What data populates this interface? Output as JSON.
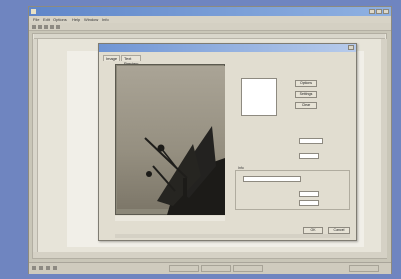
{
  "app": {
    "title": "",
    "menu": [
      "File",
      "Edit",
      "Options",
      "Help",
      "Window",
      "Info"
    ]
  },
  "dialog": {
    "title": "",
    "tabs": [
      "Image",
      "Text Preview"
    ],
    "image_caption": "",
    "section_label": "",
    "list_buttons": [
      "Options",
      "Settings",
      "Clear"
    ],
    "fields": [
      {
        "label": "",
        "value": ""
      },
      {
        "label": "",
        "value": ""
      },
      {
        "label": "",
        "value": ""
      },
      {
        "label": "",
        "value": ""
      }
    ],
    "group_label": "Info",
    "ok_label": "OK",
    "cancel_label": "Cancel"
  },
  "status": {
    "cells": [
      "",
      "",
      "",
      ""
    ]
  },
  "colors": {
    "background": "#6f85c0",
    "title_bar": "#5f86c9",
    "dialog_face": "#e1ddd0"
  }
}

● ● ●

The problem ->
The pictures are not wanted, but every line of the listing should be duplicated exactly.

Reply ->
What data populates this interface? Output as JSON.
{
  "app": {
    "title": "",
    "menu": [
      "File",
      "Edit",
      "Options",
      "Help",
      "Window",
      "Info"
    ]
  },
  "dialog": {
    "title": "",
    "tabs": [
      "Image",
      "Text Preview"
    ],
    "image_caption": "",
    "section_label": "",
    "list_buttons": [
      "Options",
      "Settings",
      "Clear"
    ],
    "fields": [
      {
        "label": "",
        "value": ""
      },
      {
        "label": "",
        "value": ""
      },
      {
        "label": "",
        "value": ""
      },
      {
        "label": "",
        "value": ""
      }
    ],
    "group_label": "Info",
    "ok_label": "OK",
    "cancel_label": "Cancel"
  },
  "status": {
    "cells": [
      "",
      "",
      "",
      ""
    ]
  },
  "colors": {
    "background": "#6f85c0",
    "title_bar": "#5f86c9",
    "dialog_face": "#e1ddd0"
  }
}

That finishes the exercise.